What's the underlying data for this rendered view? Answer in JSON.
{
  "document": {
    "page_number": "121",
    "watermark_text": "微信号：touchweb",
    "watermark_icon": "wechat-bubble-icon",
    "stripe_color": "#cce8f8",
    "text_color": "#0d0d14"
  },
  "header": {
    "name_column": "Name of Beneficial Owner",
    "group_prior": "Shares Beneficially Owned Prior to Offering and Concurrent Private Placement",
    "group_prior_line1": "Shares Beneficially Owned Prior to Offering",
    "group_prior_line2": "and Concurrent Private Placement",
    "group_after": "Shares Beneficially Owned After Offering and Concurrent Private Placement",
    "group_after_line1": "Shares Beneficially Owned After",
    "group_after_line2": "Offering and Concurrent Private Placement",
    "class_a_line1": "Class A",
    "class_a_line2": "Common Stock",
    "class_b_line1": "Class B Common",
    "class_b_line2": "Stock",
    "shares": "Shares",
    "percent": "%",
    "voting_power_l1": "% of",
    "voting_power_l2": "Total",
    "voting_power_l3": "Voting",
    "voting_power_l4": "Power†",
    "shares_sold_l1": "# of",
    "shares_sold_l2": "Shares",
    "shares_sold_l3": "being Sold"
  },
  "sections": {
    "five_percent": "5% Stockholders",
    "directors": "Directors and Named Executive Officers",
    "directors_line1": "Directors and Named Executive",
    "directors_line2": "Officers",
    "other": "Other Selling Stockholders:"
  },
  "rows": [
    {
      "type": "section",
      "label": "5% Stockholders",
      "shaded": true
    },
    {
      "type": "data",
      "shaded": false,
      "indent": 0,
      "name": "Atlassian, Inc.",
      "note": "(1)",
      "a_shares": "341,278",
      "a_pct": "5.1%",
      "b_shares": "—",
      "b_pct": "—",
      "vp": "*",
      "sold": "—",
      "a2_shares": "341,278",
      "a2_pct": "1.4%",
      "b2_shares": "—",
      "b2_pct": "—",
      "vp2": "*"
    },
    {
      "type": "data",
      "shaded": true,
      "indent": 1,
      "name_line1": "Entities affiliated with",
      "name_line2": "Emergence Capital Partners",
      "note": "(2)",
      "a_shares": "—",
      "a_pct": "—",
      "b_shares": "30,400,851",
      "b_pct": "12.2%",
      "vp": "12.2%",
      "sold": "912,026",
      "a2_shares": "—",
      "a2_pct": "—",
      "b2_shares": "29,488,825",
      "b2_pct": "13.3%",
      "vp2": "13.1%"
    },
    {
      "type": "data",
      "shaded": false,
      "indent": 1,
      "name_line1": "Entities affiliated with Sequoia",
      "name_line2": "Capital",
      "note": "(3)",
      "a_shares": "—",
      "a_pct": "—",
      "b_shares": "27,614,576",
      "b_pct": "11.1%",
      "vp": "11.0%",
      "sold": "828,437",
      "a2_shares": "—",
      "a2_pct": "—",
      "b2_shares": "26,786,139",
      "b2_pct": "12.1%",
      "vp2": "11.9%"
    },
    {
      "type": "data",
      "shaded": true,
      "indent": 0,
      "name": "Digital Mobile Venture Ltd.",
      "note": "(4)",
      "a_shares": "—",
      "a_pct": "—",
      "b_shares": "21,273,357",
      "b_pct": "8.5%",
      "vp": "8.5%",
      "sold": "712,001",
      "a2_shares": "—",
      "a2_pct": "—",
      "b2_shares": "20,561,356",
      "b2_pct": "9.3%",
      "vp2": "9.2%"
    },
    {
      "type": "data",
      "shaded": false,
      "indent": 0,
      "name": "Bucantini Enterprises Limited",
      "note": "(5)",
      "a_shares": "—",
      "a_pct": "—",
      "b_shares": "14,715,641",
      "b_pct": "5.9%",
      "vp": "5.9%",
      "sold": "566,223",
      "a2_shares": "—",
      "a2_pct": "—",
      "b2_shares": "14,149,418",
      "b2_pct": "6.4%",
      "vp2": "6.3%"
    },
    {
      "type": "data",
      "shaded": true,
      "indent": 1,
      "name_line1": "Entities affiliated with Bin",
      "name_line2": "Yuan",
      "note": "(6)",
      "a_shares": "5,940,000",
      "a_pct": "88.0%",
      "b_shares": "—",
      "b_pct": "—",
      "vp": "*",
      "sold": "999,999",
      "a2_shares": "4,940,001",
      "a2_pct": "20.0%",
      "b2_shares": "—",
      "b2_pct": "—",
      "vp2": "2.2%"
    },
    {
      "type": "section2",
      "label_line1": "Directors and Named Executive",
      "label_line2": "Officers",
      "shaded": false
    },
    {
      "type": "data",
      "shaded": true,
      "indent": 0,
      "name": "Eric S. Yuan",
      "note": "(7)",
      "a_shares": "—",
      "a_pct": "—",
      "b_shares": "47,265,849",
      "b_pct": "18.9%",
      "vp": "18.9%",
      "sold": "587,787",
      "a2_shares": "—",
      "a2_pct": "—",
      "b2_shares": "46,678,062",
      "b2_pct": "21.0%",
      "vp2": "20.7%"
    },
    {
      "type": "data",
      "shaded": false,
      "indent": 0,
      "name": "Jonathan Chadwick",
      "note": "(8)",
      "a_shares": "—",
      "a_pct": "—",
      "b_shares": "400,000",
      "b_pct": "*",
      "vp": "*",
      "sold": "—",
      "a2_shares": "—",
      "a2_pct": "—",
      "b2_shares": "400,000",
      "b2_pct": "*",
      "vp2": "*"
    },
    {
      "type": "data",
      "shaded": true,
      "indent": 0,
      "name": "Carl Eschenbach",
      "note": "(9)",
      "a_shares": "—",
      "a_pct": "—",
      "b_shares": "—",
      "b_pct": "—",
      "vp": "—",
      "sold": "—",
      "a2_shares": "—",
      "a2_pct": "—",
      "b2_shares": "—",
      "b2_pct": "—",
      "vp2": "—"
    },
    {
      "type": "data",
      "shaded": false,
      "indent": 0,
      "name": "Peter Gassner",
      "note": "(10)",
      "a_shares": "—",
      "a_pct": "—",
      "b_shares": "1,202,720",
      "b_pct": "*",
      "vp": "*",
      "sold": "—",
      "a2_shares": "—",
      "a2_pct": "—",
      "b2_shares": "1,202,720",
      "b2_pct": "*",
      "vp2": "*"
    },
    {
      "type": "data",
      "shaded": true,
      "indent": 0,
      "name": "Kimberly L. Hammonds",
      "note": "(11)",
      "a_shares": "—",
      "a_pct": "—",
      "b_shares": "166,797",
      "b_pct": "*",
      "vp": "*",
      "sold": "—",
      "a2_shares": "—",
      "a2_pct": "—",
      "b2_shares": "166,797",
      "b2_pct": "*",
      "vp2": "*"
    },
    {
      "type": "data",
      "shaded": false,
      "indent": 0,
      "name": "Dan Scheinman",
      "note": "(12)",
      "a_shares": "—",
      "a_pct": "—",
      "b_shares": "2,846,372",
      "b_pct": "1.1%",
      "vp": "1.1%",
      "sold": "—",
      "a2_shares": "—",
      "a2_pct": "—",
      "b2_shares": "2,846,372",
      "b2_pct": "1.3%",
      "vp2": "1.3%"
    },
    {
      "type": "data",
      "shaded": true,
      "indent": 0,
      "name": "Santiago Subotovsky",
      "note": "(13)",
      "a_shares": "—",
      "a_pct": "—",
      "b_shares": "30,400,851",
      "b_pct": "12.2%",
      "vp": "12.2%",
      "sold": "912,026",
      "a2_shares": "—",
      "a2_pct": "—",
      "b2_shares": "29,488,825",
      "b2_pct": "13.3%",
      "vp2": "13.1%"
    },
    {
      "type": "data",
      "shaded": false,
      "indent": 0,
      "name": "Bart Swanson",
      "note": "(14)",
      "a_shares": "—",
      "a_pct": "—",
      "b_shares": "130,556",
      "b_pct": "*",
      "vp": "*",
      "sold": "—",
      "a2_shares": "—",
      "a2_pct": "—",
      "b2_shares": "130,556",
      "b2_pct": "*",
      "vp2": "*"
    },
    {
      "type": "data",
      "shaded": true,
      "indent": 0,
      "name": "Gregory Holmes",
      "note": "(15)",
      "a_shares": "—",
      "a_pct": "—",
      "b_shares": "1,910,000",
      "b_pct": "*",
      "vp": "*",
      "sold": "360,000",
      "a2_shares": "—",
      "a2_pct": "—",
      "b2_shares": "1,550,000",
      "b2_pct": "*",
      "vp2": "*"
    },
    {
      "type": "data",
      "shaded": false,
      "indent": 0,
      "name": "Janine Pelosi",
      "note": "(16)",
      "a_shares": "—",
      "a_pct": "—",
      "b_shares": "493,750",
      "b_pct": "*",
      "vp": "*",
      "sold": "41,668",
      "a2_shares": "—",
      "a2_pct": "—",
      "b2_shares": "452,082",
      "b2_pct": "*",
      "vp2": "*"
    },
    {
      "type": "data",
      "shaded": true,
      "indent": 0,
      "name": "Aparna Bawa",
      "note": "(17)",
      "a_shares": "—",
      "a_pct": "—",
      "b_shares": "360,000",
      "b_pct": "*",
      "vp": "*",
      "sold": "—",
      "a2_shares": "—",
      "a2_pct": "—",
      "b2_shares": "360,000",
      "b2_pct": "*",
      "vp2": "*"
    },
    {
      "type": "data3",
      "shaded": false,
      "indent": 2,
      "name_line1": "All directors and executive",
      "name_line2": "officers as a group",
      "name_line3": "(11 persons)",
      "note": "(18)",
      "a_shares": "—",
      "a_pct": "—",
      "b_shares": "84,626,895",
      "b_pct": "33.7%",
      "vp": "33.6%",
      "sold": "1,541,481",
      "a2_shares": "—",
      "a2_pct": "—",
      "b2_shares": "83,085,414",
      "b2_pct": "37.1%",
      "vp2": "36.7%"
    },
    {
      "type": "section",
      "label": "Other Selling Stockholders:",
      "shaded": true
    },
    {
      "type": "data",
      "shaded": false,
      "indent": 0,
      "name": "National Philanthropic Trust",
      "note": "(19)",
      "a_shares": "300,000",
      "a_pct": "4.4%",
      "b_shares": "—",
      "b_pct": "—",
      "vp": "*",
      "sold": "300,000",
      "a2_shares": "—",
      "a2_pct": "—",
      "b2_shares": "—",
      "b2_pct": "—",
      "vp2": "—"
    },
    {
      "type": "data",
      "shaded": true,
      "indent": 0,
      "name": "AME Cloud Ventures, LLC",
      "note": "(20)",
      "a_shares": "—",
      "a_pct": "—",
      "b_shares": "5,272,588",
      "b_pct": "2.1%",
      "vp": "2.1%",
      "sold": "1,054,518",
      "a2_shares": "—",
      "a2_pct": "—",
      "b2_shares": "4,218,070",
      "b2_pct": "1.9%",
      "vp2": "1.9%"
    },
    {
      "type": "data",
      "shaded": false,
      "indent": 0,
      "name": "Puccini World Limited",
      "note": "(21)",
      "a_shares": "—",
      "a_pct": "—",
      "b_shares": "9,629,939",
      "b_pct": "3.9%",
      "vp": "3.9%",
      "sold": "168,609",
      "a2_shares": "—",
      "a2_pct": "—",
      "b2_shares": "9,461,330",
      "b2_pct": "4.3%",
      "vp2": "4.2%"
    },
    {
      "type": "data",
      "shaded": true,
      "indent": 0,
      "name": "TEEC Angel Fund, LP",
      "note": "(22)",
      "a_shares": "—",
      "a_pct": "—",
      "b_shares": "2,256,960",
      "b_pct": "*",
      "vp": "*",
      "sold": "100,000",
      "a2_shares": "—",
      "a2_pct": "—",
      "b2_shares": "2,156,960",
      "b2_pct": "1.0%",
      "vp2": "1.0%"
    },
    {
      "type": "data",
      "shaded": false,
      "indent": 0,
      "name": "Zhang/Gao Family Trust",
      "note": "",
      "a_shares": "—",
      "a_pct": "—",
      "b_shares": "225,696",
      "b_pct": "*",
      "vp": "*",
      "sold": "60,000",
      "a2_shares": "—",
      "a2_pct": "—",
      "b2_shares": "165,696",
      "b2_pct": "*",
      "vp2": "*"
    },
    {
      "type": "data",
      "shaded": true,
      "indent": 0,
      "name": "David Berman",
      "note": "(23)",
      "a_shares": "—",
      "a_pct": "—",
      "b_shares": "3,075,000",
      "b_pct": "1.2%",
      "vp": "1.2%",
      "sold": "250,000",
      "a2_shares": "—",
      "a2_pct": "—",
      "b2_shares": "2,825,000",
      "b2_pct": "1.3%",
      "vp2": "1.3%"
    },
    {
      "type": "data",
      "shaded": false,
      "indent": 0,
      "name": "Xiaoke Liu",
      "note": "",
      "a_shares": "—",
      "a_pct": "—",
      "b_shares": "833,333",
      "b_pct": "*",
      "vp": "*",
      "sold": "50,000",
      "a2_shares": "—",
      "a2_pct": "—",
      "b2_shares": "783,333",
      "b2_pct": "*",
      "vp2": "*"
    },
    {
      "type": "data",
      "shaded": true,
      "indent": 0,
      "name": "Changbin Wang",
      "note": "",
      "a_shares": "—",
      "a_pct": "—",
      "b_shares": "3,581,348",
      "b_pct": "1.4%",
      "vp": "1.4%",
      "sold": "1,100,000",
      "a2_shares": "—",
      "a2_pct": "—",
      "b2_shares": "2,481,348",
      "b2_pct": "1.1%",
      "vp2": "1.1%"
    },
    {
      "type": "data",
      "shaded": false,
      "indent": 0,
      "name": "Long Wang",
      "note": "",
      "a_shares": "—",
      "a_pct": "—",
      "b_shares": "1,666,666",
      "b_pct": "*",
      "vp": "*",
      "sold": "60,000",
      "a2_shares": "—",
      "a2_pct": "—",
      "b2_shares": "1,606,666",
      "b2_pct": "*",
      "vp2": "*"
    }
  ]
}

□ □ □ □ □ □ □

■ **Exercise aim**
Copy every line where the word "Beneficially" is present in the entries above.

■ **Answer to this exercise**
    "group_prior": "Shares Beneficially Owned Prior to Offering and Concurrent Private Placement",
    "group_prior_line1": "Shares Beneficially Owned Prior to Offering",
    "group_after": "Shares Beneficially Owned After Offering and Concurrent Private Placement",
    "group_after_line1": "Shares Beneficially Owned After",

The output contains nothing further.